Top 6 Foods to Improve Your Digestion
Have you ever heard the saying “You are what you eat?” It’s true—and you are what you digest and absorb, too. You could be eating the healthiest food in the world, but if you are not able to break down your food efficiently and absorb the nutrients, then you are missing out on a big opportunity for nourishment.
The first place that many people look for digestive assistance is in the pharmacy or supplement section of a grocery store. But it hasn’t always been that way. Throughout history, different cultures have used various healing foods to aid digestion and other health ailments. If you are someone who experiences digestive discomfort such as bloating, gas, heartburn, acid reflux, constipation, loose stool,or diarrhea, it’s time to start using food as medicine to support a healthy intestinal tract.
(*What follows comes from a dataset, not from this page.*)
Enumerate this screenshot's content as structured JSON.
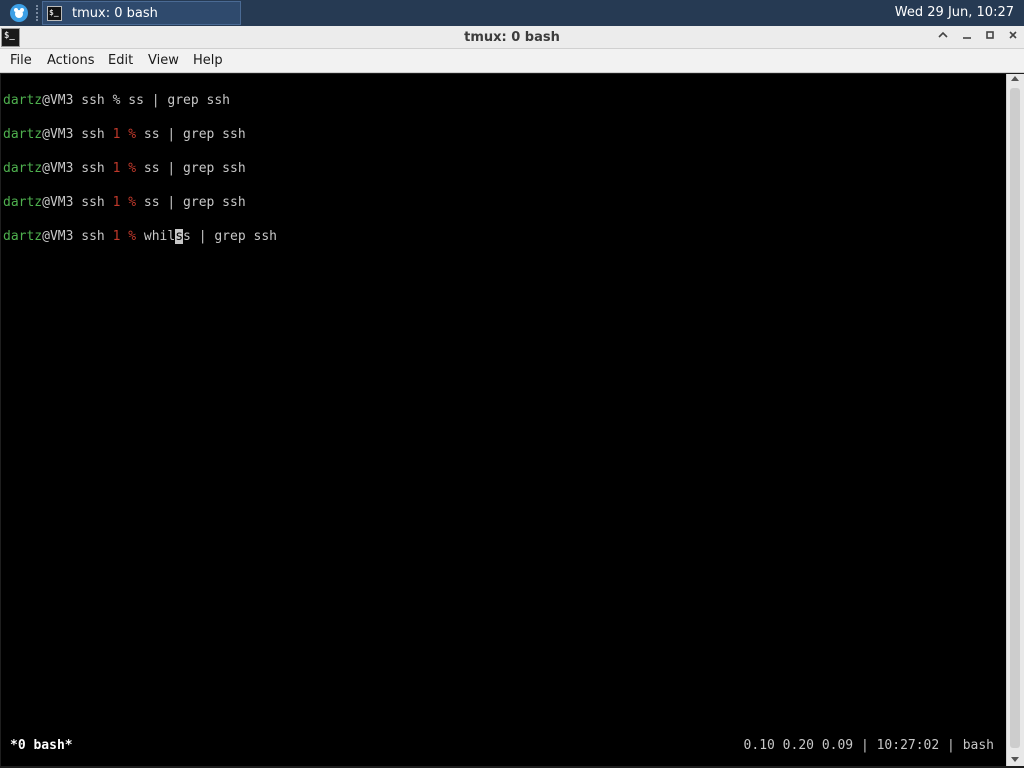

Here are the top six foods that can aid with digestion.
Sauerkraut is fermented cabbage that contains natural probiotics. These probiotics are particularly helpful for maintaining a healthy balance in your gut flora between the ”good” and ”bad” gut bacteria. Probiotic-rich foods help to feed your good bacteria, which can reduce bloating, gas, and other lower gastrointestinal discomforts. You can add one to two tablespoons of sauerkraut as a condiment to the side of eggs, meat, chicken, fish, or vegetables. Look for ”raw” sauerkraut in a glass jar that is kept in the refrigerator. The refrigeration helps preserve more of the healthy probiotic bacteria. Some other probiotic-rich foods to consider are coconut kefir (fermented dairy) and kimchi (pickled vegetables).
Bitters are not a familiar flavor or food group for most Western cultures. They help to stimulate several organs in the body, including the pancreas, gallbladder, stomach, and liver. Some bitters foods that you can try are dandelion root, arugula, radicchio, and raw cocoa. Bitters also come in tincture form and can be taken before meals to help with digestion.
Bone broth has been used for centuries to support digestion and immune function. There are a variety of different bone broths that you can use, including chicken, beef, and fish. It is similar to a traditional chicken (or beef or fish) stock, but it is prepared in a different way. Learn all about the preparation and how to make your own broth here, or purchase it at a health food store. You will know that it is a bone broth if the container’s contents are gelatinous at room temperature instead of liquid. When you heat up the broth it becomes liquid—like a soup. It is the collagen that is excreted from the bones of the animals that helps to heal the gut lining. Drink one to three cups of broth per day on its own or mix it with another soup.